The pool was really a high for me, because I felt like I could really be somebody helpful. I'm a trained lifeguard, swim instructor, and swim coach, and so this felt like something I could truly excel at. And it was amazing. As soon as I entered the water and simply floated on my back for a moment to cool off and relax, the moment was over and I had three eager girls begging me to hold them so they could try and float. Pretty soon I was realizing how normal it felt. These Colombian kids are just like Canadian kids. I've held so many children on the top of the water, and I taught these girls exactly the same way as I have taught kids back home. I said the same things, just with more repetition and hand gestures. I did a lot of demonstrating, but the best part was simply holding them. They would close their eyes, stretch out their arms, and breathe. I felt their trust so strongly, and it was overwhelming. I dunked them, supported them, pulled them into the water, flipped them upside down, helped them somersault, and held their legs when they attempted a hand stand. Their joyous victories were just as satisfying to witness as the kids I've coached and taught back home. It's the same with every child. The moment you let go and they float... even for just one second... their face lights up and they do not stop talking about it. The moment they master the dive or the flip, it's like they never want to stop doing it. They earn a superpower, and that's something incredible to be a part of.

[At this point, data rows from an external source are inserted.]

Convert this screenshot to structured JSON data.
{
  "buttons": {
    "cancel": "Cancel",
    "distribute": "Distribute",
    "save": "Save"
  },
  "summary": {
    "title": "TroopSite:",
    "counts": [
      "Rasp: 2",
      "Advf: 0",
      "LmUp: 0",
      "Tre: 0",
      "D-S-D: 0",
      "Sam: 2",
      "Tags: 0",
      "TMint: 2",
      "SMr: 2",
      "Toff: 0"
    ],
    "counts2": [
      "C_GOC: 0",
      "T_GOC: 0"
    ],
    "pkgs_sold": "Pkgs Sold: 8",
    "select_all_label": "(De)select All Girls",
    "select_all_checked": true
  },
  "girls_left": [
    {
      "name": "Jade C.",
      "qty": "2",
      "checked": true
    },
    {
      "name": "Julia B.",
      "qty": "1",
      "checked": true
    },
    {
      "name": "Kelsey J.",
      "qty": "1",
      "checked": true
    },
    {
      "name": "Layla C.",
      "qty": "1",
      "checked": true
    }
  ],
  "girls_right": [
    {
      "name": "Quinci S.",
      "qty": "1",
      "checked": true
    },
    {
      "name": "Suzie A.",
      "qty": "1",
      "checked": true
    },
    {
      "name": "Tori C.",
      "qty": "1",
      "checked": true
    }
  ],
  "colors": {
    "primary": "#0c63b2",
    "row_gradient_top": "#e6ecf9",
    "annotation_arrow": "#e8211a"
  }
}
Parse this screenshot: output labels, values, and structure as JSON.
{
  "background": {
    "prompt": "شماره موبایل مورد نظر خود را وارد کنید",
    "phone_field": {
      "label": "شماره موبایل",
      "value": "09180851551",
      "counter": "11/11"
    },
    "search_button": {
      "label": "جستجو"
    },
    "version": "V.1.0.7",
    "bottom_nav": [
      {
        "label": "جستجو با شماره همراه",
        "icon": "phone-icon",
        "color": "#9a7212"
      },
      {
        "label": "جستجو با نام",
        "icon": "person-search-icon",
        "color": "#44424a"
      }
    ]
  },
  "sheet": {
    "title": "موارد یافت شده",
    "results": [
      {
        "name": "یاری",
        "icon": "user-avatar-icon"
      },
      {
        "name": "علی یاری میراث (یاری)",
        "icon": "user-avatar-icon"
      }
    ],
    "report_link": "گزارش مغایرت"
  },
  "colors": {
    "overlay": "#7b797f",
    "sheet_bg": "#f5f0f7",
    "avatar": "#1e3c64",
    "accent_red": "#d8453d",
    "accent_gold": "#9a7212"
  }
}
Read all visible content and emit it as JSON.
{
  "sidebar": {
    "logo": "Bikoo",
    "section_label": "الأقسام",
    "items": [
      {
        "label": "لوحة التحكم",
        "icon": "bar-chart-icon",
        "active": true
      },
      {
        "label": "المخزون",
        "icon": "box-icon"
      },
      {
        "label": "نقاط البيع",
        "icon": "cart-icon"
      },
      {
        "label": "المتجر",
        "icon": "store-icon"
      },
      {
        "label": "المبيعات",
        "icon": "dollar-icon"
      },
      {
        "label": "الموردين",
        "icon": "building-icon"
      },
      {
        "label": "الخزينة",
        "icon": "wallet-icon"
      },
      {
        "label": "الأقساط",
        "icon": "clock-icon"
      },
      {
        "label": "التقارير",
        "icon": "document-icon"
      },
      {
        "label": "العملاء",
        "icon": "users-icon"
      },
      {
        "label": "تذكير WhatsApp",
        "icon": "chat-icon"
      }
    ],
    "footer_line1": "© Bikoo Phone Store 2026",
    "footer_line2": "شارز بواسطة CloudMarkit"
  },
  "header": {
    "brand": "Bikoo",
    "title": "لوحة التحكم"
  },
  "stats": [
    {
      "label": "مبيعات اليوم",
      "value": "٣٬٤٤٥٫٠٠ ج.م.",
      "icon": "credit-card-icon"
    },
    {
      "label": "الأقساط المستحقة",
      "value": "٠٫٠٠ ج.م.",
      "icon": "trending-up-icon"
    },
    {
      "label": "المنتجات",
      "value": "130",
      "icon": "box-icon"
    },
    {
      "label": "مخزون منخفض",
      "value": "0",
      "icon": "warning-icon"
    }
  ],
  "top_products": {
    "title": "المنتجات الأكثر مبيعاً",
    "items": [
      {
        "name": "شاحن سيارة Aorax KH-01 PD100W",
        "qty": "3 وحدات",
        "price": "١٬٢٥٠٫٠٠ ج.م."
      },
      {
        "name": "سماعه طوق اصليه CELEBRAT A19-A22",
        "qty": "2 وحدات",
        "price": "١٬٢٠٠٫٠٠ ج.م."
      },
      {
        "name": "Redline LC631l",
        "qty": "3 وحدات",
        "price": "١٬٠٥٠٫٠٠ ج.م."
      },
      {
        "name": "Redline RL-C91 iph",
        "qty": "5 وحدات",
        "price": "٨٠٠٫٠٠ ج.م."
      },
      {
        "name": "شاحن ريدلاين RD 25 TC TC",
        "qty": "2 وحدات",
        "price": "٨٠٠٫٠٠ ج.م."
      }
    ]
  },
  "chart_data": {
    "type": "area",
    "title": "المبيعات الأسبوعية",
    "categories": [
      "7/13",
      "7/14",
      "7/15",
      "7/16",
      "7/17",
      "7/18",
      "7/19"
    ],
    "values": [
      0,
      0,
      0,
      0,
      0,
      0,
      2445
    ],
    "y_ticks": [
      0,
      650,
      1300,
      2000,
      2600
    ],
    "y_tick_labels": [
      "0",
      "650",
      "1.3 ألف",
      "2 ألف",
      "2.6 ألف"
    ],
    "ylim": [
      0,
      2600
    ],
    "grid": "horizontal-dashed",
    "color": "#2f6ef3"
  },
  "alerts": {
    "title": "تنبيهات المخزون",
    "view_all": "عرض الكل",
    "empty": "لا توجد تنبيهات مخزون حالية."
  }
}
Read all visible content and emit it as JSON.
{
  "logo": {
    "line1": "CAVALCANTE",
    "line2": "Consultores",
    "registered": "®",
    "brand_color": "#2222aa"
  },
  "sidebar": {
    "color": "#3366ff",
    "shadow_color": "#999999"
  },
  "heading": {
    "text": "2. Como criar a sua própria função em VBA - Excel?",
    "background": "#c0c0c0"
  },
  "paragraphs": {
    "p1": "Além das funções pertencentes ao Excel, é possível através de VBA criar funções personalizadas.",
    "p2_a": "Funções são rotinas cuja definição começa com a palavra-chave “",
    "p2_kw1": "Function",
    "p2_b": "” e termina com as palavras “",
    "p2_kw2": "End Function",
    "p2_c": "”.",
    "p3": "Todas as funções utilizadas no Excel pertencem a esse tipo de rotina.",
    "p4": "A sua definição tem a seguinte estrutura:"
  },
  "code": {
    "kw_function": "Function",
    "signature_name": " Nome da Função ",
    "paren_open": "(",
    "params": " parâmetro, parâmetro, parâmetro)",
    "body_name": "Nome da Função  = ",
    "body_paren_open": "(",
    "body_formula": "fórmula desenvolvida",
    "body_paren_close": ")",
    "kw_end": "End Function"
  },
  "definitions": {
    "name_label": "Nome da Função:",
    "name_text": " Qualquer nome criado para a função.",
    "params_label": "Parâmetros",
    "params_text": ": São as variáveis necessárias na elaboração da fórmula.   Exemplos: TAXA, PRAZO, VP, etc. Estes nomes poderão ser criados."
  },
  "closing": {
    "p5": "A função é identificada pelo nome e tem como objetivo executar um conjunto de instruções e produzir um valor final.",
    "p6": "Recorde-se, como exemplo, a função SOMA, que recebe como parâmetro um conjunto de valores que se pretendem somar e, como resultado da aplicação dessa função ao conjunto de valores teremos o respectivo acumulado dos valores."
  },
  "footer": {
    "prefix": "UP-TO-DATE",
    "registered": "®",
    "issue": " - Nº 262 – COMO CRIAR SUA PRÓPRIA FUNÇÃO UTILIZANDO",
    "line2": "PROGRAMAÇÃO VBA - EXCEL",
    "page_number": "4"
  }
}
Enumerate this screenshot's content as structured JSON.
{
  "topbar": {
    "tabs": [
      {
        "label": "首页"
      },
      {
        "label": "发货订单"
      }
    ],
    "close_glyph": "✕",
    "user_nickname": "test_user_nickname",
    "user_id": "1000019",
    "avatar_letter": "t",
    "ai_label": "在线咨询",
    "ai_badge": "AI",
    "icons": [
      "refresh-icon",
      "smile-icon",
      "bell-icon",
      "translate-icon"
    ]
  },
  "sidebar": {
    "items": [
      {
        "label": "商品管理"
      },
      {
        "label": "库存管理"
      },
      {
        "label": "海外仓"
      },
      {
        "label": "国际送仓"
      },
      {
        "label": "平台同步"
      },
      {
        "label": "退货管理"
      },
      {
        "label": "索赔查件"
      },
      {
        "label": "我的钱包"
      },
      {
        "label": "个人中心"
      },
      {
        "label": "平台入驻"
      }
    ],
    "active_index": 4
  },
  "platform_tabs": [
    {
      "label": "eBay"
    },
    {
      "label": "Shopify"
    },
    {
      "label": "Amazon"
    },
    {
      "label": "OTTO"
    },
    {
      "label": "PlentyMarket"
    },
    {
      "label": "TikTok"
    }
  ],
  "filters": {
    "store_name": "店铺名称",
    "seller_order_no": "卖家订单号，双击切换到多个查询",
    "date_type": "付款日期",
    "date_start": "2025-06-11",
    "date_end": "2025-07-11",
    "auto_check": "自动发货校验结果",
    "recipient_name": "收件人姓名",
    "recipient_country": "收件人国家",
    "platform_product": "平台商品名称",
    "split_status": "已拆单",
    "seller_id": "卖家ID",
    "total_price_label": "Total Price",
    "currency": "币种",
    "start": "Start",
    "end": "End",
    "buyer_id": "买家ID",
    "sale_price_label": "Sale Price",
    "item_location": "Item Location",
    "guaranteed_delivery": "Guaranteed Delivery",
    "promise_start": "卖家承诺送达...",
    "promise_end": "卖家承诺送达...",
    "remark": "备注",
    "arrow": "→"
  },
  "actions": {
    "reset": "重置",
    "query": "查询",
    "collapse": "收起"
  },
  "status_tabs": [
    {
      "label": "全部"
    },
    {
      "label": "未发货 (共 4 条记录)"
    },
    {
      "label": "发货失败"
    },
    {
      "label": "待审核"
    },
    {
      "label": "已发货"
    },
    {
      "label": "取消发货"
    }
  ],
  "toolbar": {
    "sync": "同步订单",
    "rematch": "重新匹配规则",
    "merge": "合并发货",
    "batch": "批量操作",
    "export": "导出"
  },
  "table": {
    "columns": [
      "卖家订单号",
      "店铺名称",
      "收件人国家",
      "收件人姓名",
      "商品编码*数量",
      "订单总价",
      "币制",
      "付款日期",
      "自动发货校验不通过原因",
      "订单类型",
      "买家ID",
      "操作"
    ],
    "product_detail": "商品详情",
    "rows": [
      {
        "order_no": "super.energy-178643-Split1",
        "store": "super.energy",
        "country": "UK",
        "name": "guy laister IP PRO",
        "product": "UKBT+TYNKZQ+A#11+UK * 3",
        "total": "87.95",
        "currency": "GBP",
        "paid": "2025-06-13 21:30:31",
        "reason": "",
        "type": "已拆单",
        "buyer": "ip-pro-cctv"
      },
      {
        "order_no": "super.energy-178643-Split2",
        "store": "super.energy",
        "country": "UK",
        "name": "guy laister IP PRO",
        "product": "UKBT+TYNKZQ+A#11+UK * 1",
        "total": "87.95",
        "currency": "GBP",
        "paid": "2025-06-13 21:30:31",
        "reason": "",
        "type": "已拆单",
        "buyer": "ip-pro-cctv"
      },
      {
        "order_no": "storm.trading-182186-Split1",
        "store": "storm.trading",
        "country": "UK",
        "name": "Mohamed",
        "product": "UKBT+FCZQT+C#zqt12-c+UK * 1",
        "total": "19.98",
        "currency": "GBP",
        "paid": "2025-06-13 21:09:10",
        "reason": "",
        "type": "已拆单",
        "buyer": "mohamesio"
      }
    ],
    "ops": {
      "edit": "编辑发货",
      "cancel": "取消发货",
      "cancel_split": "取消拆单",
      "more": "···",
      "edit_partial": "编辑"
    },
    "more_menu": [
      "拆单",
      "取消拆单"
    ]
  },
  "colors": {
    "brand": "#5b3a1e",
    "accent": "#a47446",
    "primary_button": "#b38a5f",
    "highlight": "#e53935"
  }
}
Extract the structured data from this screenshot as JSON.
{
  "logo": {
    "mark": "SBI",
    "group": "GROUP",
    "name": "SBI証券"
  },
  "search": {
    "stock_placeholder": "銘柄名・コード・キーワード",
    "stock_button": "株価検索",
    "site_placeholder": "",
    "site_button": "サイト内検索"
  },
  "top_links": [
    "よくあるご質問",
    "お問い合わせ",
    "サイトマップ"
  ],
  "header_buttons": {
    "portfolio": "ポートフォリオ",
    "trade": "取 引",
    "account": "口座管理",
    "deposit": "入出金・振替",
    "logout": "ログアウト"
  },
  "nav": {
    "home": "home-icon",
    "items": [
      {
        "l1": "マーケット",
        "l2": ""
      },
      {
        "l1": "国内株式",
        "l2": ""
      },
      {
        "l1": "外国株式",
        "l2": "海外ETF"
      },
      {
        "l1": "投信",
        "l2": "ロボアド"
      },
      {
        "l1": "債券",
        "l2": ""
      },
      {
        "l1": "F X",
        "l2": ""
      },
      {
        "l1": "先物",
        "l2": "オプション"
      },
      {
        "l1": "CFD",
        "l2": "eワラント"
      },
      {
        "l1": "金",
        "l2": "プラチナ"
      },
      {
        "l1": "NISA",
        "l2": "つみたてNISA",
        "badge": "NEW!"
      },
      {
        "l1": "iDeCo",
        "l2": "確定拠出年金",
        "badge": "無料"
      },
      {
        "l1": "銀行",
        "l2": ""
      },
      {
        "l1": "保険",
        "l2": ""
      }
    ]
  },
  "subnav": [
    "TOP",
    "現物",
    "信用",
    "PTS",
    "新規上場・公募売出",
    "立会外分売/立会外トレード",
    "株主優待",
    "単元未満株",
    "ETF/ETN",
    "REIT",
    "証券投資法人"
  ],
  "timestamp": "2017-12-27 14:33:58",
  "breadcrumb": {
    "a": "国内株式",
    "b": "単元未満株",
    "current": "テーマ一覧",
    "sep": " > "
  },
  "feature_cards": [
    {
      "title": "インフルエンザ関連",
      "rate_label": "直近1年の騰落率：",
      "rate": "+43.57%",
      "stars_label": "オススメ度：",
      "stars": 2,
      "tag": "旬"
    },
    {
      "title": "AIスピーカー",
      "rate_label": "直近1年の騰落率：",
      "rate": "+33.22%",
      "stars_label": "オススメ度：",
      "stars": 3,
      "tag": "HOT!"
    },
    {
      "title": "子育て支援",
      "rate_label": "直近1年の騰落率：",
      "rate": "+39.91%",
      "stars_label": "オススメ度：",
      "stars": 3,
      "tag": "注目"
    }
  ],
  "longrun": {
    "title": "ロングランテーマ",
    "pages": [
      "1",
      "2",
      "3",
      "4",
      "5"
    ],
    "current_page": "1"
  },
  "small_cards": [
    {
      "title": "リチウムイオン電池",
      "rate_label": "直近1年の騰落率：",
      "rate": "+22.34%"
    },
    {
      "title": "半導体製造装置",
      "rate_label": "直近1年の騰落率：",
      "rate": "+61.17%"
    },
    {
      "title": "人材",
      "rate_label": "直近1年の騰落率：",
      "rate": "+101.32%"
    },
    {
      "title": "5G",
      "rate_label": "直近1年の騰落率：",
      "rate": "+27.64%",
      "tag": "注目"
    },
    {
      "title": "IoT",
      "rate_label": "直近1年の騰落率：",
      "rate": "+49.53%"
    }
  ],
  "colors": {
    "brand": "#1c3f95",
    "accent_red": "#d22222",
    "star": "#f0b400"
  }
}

The late evening was spent on the steps beside the basketball court, where we were blessed to be able to connect with the kids even more. We brought out our phones, and they had a blast looking at our families, snow, school, grad dresses, friends, and hobbies. I try to be a good listener when people talk to me about the mundane, but it's hard. Not for these kids. It didn't matter what I was telling them. A picture of my cat? Sister? Teacher? Their unwavering interest was inspiring.
We met Samuel and Santiago, two incredibly musical boys. With Samuel on the uke and Santiago on the guitar and vocals, we had a royal jam session. It's unbelievable how music knows no borders. We would start humming a tune, and the local kids around us would sing along. We know the same songs, and we would sing together in two beautiful languages. It was surreal, how simply gathering around two boys with instruments can bond strangers so quickly. If music has that power here on earth, I stagger to imagine the depth and might of the music that will be happenin' up in heaven someday.
Tomorrow is a 5:30 wakeup for an early departure. The kids will be in school- we didn't even know. While it hurts to not be able to say goodbye, it's a good thing that we ended on such a high note. The love they showed us has made us so excited to visit all the other schools in the coming days, and meet more and more of these beauties. La Mesa has stolen my heart. Yes, I am repeating that for about the hundredth time today. I'm so sad to have to pack and hit the road so quickly- I would be content to just stay here for the entire ten days, but there is more work to be done, more lessons to learn, and more ways to grow. Time for me to hit the sack, send up prayers for my dear new friends, and then fall asleep to the sound of thousands of crickets just outside my window.